GIBBONS, Chief Judge, and WEIS and SLOVITER, Circuit Judges.
Michael R. Monkelis appeals from a summary judgment in favor of his former employer, Mobay Chemical. His complaint alleges federal jurisdiction based on alleged violations of 29 U.S.C. § 1140, and pendent state law claims. The district court, applying a borrowed six year state law statute of limitations, concluded that Monkelis' federal law claim was time barred, and declined to exercise pendent jurisdiction over the state law claims.
Monkelis contends the trial court erred in holding that his complaint was untimely. The last day of his employment was April 11, 1980. His complaint was filed on Monday, April 14, 1986. We conclude that, contrary to plaintiffs' contention the statute of limitations expires on the anniversary date of the event, not the day following. In determining the final date of the limitations period, we follow the method of calculation used in Fed. Rule Civ. P. 6(a) at least in nondiversity cases.
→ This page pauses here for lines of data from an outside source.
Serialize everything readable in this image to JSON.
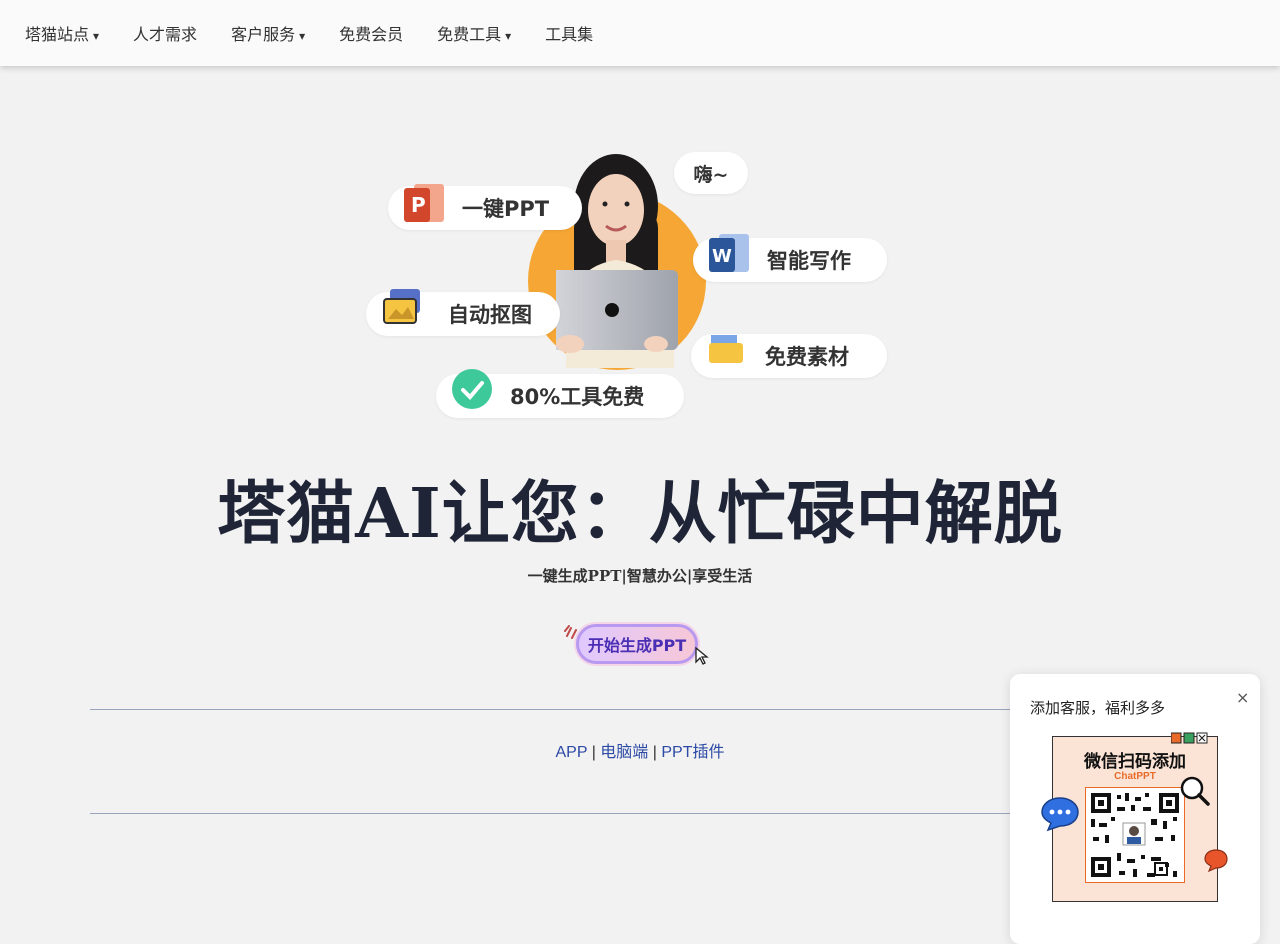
{
  "nav": {
    "items": [
      {
        "label": "塔猫站点",
        "caret": "▾"
      },
      {
        "label": "人才需求",
        "caret": ""
      },
      {
        "label": "客户服务",
        "caret": "▾"
      },
      {
        "label": "免费会员",
        "caret": ""
      },
      {
        "label": "免费工具",
        "caret": "▾"
      },
      {
        "label": "工具集",
        "caret": ""
      }
    ]
  },
  "hero": {
    "greeting": "嗨~",
    "features": {
      "ppt": "一键PPT",
      "writing": "智能写作",
      "cutout": "自动抠图",
      "materials": "免费素材",
      "free_tools": "80%工具免费"
    }
  },
  "headline": "塔猫AI让您：从忙碌中解脱",
  "subline": "一键生成PPT|智慧办公|享受生活",
  "cta": {
    "label": "开始生成PPT"
  },
  "links": {
    "app": "APP",
    "sep": "|",
    "desktop": "电脑端",
    "plugin": "PPT插件"
  },
  "popup": {
    "title": "添加客服，福利多多",
    "close": "×",
    "qr_heading": "微信扫码添加",
    "qr_brand": "ChatPPT"
  },
  "colors": {
    "accent_orange": "#f5a634",
    "headline": "#1f2536",
    "link": "#2d4aa6",
    "cta_text": "#4a2fb5"
  }
}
See Lawson v. Conyers Chrysler, Plymouth, 600 F.2d 465 (5th Cir. 1979); Bledsoe v. HUD, 398 F. Supp. 315, 320 (E.D. Pa. 1975), Wright & Miller, Red. Practice & Procedure § 1163. Assuming, without deciding, that a six year limitation period applies, the statute in this case expired on Friday, April 11, 1986. Thus, it avails the plaintiffs nothing to exclude Saturday and Sunday, April 12 and 13 as permitted by Fed. R. Civ. P. 6(a). Monday, April 14, the day on which the complaint was filed was still one calculable day late. Thus we agree that the action was time barred. Monkelis relying on Bonham v. Dresser Industries, Inc., 569 F.2d 187 (3d Cir.), cert. denied, 439 U.S. 821, 58 L. Ed. 2d 113, 99 S. Ct. 87 (1978), urges that the statute of limitations was tolled until April 28, 1980, when Mobay finally notified him that his request for reconsideration of the termination had been denied. Bonham lends no support. The termination on April 11, 1980 was final and unequivocal. See Delaware State College v. Ricks, 449 U.S. 250, 66 L. Ed. 2d 431, 101 S. Ct. 498 (1980).
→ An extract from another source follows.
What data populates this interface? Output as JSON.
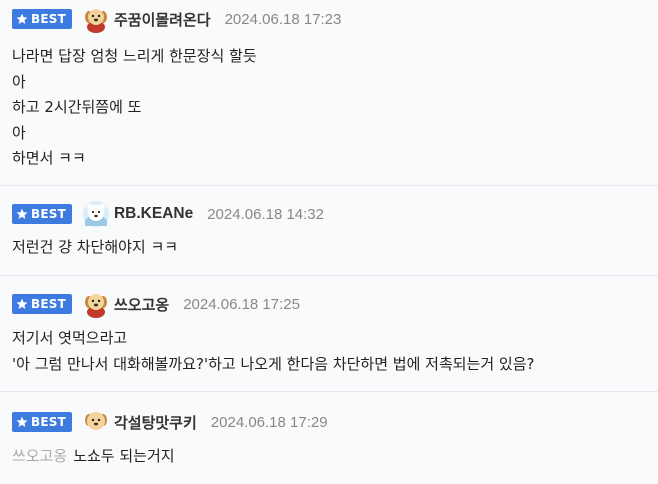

Since we hold that the district court did not err in granting summary judgment on statute of limitation grounds there is no need to address Mobay's alternative ground for affirmance, the judgment preclusion effect of a Pennsylvania State Court judgment in Mobay's favor.